Your photograph Sydney makes me want to watch Michelangelo Antonioni’s L’Eclisse, again. In your black-and-white photograph, you capture the vortex of steel architecture, arresting against the counterpoint of clouds. I am hearing in mental rewind Gene Youngblood’s insightful commentary on architecture in the first minutes of L’Avventura included on the DVD, the contrast of the old buildings against the new and how Antonioni uses portals, arches, and doorways to frame the literal and metaphoric passage of his characters. Beyond Youngblood, it brings up the issue of still photographers in their relationship to architects.
The architect envisions and creates the structure, then the photographer documents/interprets that structure in a kind of (re)visioning. Are photographers then subservient to the architect’s statement, relegated only to interpretation? A footnote or a (re)visionIng that might underscore or challenge, that might question or exclaim. Thinking about this can be a cul de sac of sorts, since words alone may lead to simple either/or choices, whereas the photographic image may play on metaphoric thinking calling up simultaneous options. Zones of gray areas. Not to mention techniques like the blur, which engages the viewer in terms of gap theory, to add that which is missing, namely image definition. The eye wants to focus the out-of-focus image, to make sense of it. There is the cliché of memory blur, the indistinct past pressing on the present and a challenge to dismantle the cliché. The degree of blur, selective blur, peripheral blur, and vignetting. Recall that Thomas Bewick popularized the vignette with his late 18th century woodcuts in opposition to strict rectangular framing. I want to come back to the blur, later, particularly referencing Blow-Up and Persona.

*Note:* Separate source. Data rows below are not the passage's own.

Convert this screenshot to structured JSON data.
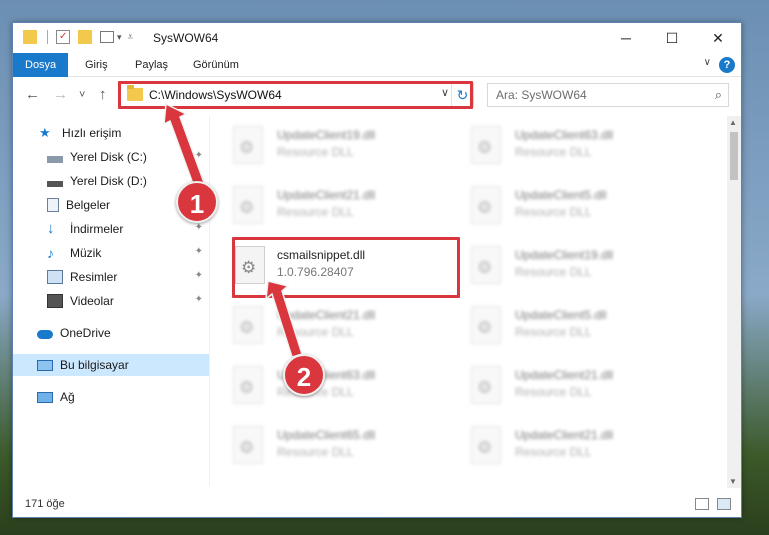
{
  "window": {
    "title": "SysWOW64",
    "minimize_glyph": "─",
    "maximize_glyph": "☐",
    "close_glyph": "✕"
  },
  "ribbon": {
    "tabs": [
      "Dosya",
      "Giriş",
      "Paylaş",
      "Görünüm"
    ],
    "active_tab": "Dosya",
    "help_glyph": "?",
    "expand_glyph": "∨"
  },
  "nav": {
    "back_glyph": "←",
    "forward_glyph": "→",
    "recent_glyph": "˅",
    "up_glyph": "↑",
    "address": "C:\\Windows\\SysWOW64",
    "dropdown_glyph": "∨",
    "refresh_glyph": "↻",
    "search_placeholder": "Ara: SysWOW64",
    "search_glyph": "⌕"
  },
  "sidebar": {
    "quick_access": "Hızlı erişim",
    "items": [
      {
        "label": "Yerel Disk (C:)",
        "icon": "drive-icon",
        "pinned": true
      },
      {
        "label": "Yerel Disk (D:)",
        "icon": "drive-icon",
        "pinned": true
      },
      {
        "label": "Belgeler",
        "icon": "documents-icon",
        "pinned": true
      },
      {
        "label": "İndirmeler",
        "icon": "downloads-icon",
        "pinned": true
      },
      {
        "label": "Müzik",
        "icon": "music-icon",
        "pinned": true
      },
      {
        "label": "Resimler",
        "icon": "pictures-icon",
        "pinned": true
      },
      {
        "label": "Videolar",
        "icon": "videos-icon",
        "pinned": true
      }
    ],
    "onedrive": "OneDrive",
    "this_pc": "Bu bilgisayar",
    "network": "Ağ",
    "pin_glyph": "✦"
  },
  "files": {
    "left_column": [
      {
        "name": "UpdateClient19.dll",
        "desc": "Resource DLL"
      },
      {
        "name": "UpdateClient21.dll",
        "desc": "Resource DLL"
      },
      {
        "name": "csmailsnippet.dll",
        "desc": "1.0.796.28407"
      },
      {
        "name": "UpdateClient21.dll",
        "desc": "Resource DLL"
      },
      {
        "name": "UpdateClient63.dll",
        "desc": "Resource DLL"
      },
      {
        "name": "UpdateClient65.dll",
        "desc": "Resource DLL"
      }
    ],
    "right_column": [
      {
        "name": "UpdateClient63.dll",
        "desc": "Resource DLL"
      },
      {
        "name": "UpdateClient5.dll",
        "desc": "Resource DLL"
      },
      {
        "name": "UpdateClient19.dll",
        "desc": "Resource DLL"
      },
      {
        "name": "UpdateClient5.dll",
        "desc": "Resource DLL"
      },
      {
        "name": "UpdateClient21.dll",
        "desc": "Resource DLL"
      },
      {
        "name": "UpdateClient21.dll",
        "desc": "Resource DLL"
      }
    ]
  },
  "status": {
    "item_count": "171 öğe"
  },
  "annotations": {
    "step1": "1",
    "step2": "2",
    "color": "#d9363e"
  },
  "colors": {
    "accent": "#1979ca",
    "selection": "#cce8ff"
  }
}
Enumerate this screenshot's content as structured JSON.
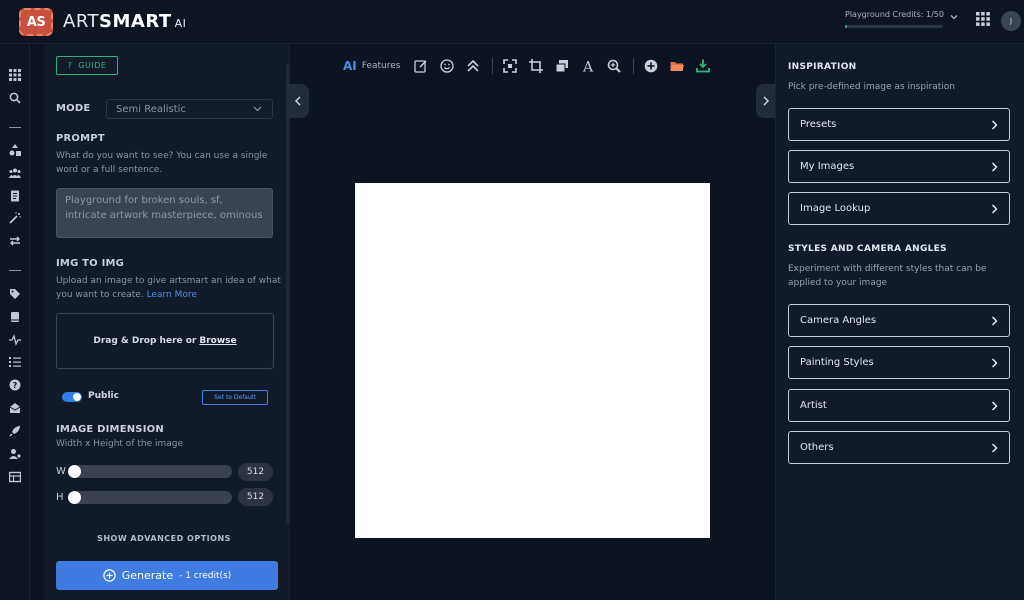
{
  "app": {
    "logo_badge": "AS",
    "logo_art": "ART",
    "logo_smart": "SMART",
    "logo_ai": "AI"
  },
  "header": {
    "credits_label": "Playground Credits: 1/50",
    "credits_fraction": 0.02,
    "avatar_initial": "J",
    "accent_green": "#28b67a"
  },
  "rail_icons": [
    "apps-icon",
    "search-icon",
    "shapes-icon",
    "users-icon",
    "document-icon",
    "magic-wand-icon",
    "swap-icon",
    "tag-icon",
    "book-icon",
    "activity-icon",
    "list-icon",
    "help-icon",
    "mail-icon",
    "rocket-icon",
    "user-settings-icon",
    "table-icon"
  ],
  "left": {
    "guide_label": "GUIDE",
    "mode_label": "MODE",
    "mode_value": "Semi Realistic",
    "prompt_label": "PROMPT",
    "prompt_hint": "What do you want to see? You can use a single word or a full sentence.",
    "prompt_value": "Playground for broken souls, sf, intricate artwork masterpiece, ominous",
    "img2img_label": "IMG TO IMG",
    "img2img_hint": "Upload an image to give artsmart an idea of what you want to create.",
    "learn_more": "Learn More",
    "drop_text": "Drag & Drop here or",
    "browse": "Browse",
    "public_label": "Public",
    "set_default": "Set to Default",
    "dimension_label": "IMAGE DIMENSION",
    "dimension_hint": "Width x Height of the image",
    "width_label": "W",
    "width_value": "512",
    "height_label": "H",
    "height_value": "512",
    "advanced": "SHOW ADVANCED OPTIONS",
    "generate_label": "Generate",
    "generate_credits": "- 1 credit(s)",
    "accent_blue": "#3f7be0"
  },
  "toolbar": {
    "ai_tag": "AI",
    "features_label": "Features",
    "icons": [
      "edit-icon",
      "smile-icon",
      "upscale-icon",
      "expand-icon",
      "crop-icon",
      "layers-icon",
      "text-icon",
      "zoom-icon",
      "add-circle-icon",
      "folder-icon",
      "download-icon"
    ]
  },
  "right": {
    "inspiration_title": "INSPIRATION",
    "inspiration_hint": "Pick pre-defined image as inspiration",
    "inspiration_items": [
      "Presets",
      "My Images",
      "Image Lookup"
    ],
    "styles_title": "STYLES AND CAMERA ANGLES",
    "styles_hint": "Experiment with different styles that can be applied to your image",
    "style_items": [
      "Camera Angles",
      "Painting Styles",
      "Artist",
      "Others"
    ]
  }
}
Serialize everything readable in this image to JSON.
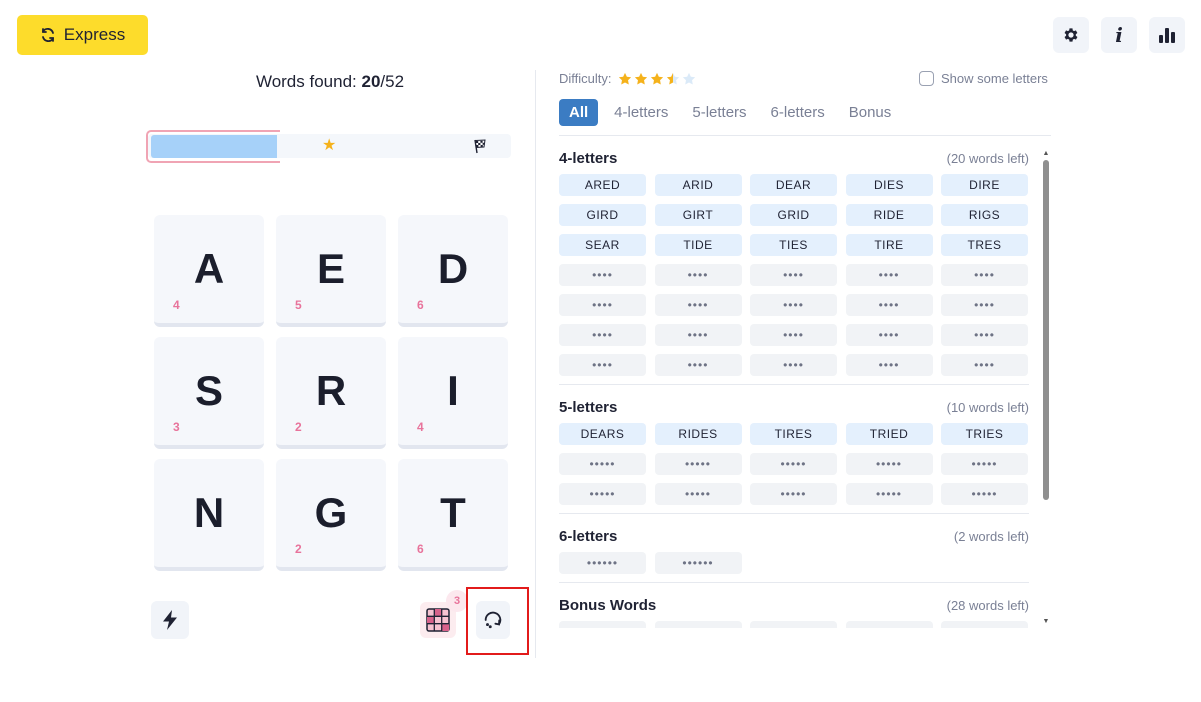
{
  "header": {
    "express_label": "Express",
    "icons": [
      "gear-icon",
      "info-icon",
      "stats-icon"
    ]
  },
  "game": {
    "found_label": "Words found:",
    "found": "20",
    "total": "/52",
    "progress": 0.38,
    "tiles": [
      {
        "letter": "A",
        "points": "4"
      },
      {
        "letter": "E",
        "points": "5"
      },
      {
        "letter": "D",
        "points": "6"
      },
      {
        "letter": "S",
        "points": "3"
      },
      {
        "letter": "R",
        "points": "2"
      },
      {
        "letter": "I",
        "points": "4"
      },
      {
        "letter": "N",
        "points": ""
      },
      {
        "letter": "G",
        "points": "2"
      },
      {
        "letter": "T",
        "points": "6"
      }
    ],
    "grid_badge": "3"
  },
  "panel": {
    "difficulty_label": "Difficulty:",
    "difficulty_stars": 3.5,
    "difficulty_max": 5,
    "show_letters_label": "Show some letters",
    "tabs": [
      {
        "label": "All",
        "active": true
      },
      {
        "label": "4-letters",
        "active": false
      },
      {
        "label": "5-letters",
        "active": false
      },
      {
        "label": "6-letters",
        "active": false
      },
      {
        "label": "Bonus",
        "active": false
      }
    ],
    "sections": [
      {
        "title": "4-letters",
        "left": "(20 words left)",
        "found": [
          "ARED",
          "ARID",
          "DEAR",
          "DIES",
          "DIRE",
          "GIRD",
          "GIRT",
          "GRID",
          "RIDE",
          "RIGS",
          "SEAR",
          "TIDE",
          "TIES",
          "TIRE",
          "TRES"
        ],
        "hidden": [
          "••••",
          "••••",
          "••••",
          "••••",
          "••••",
          "••••",
          "••••",
          "••••",
          "••••",
          "••••",
          "••••",
          "••••",
          "••••",
          "••••",
          "••••",
          "••••",
          "••••",
          "••••",
          "••••",
          "••••"
        ]
      },
      {
        "title": "5-letters",
        "left": "(10 words left)",
        "found": [
          "DEARS",
          "RIDES",
          "TIRES",
          "TRIED",
          "TRIES"
        ],
        "hidden": [
          "•••••",
          "•••••",
          "•••••",
          "•••••",
          "•••••",
          "•••••",
          "•••••",
          "•••••",
          "•••••",
          "•••••"
        ]
      },
      {
        "title": "6-letters",
        "left": "(2 words left)",
        "found": [],
        "hidden": [
          "••••••",
          "••••••"
        ]
      },
      {
        "title": "Bonus Words",
        "left": "(28 words left)",
        "found": [],
        "hidden": [
          "••••",
          "••••••",
          "••••",
          "••••••",
          "••••"
        ]
      }
    ]
  },
  "colors": {
    "accent": "#3b7cc3",
    "express": "#fddc2b",
    "points": "#e8739b",
    "found_chip": "#e4f0fd",
    "highlight": "#e21b1b"
  }
}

Thinking about ruins in architecture, I have seen Jonathan Andrew’s haunting photographs of WWII German bunkers along the Normandy coast, standing defiantly in the face of time and erosion as mute testimony of an insufferable conflict. The architecture of war: aggression, assault, nightmare, fear, victory— what is the testimony of these eroding concrete bunkers? The photographer becomes the interlocutor, transporting the past into the present, the insistence of memory reclaimed. The photographer becomes then the “architect” of the present, employing the consciousness of the past, making visual statements and perhaps posing questions without words. This way the photographer becomes the designer of a visual catapult that launches viewers beyond the building, structural habitat, or ordered space. We are seeing what we don’t see
In another of your photographs, we see two girls, but one of them is cut off at the frame edge, and you wondered about the effect, the implication. Your framing echoes in a way Robert Rauschenberg‘s photograph “Norman’s Place.” https://s-media-cach...3134f35f0cd.jpg
Fleshing out the elements of Rauschenberg’s interior, there is a seeming nonchalance to the construction and framing, an almost Bohemian, Beat generation attitude. Rauschenberg gives us that it is Norman’s place, but is it Norman who is sitting on the floor wearing only jeans, back against the wall, his hand poised as though he may get up at any moment? His identity is purposely withheld, out of frame, no accident. We are intrigued, engaged. Attention is riveted, instead, on the telephone sitting on the floor; is it about to ring, is it actually ringing, or has it just stopped ringing? There is mystery here, a voice asking for translation. Who is calling or about to call? Is the young man obstinately ignoring the phone call? Any number of scenarios pose themselves. And the mystery is exacerbated only by the framing that denies us information. Without the cut-off framing, the mystery would suffer, and the photograph would be, perhaps, commonplace.
Again, it is an example of the Romantic fragment poem, purposefully mocking “found poem fragments” that are missing part of the beginning and end but provide just enough so the reader can imagine what is missing and mentally reconstruct the whole, but thinking can be paralysis. What is the intellectual itinerary? Moreover, what is the photographer’s itinerary? Are we eavesdropping on the conversation that the photographer is having with a subject? What is the velocity and trajectory of that interplay? What intellectual movement do the contrails betray? How are we to decipher even the form of its language? Its code to decipher? Is there an identifiable echo that resonates from one piece to the next? Simply, a theme. Or the anthem of an anti-theme? There is, of course, the lens of the camera pressed into the service of the lens of the photographer’s vision that refracts that vision, sometimes with studied purpose and other times with a casual knee jerk or something in between. Recognize the room for improvisation and chance.
Notes to self. The topography of a mental landscape, photographic notations, footnotes that inform. John Keats employed in his poetry the notion of ekphrasis, but now expanding the definition to include photography, it implies a photograph that suggests a narrative beyond the photograph itself.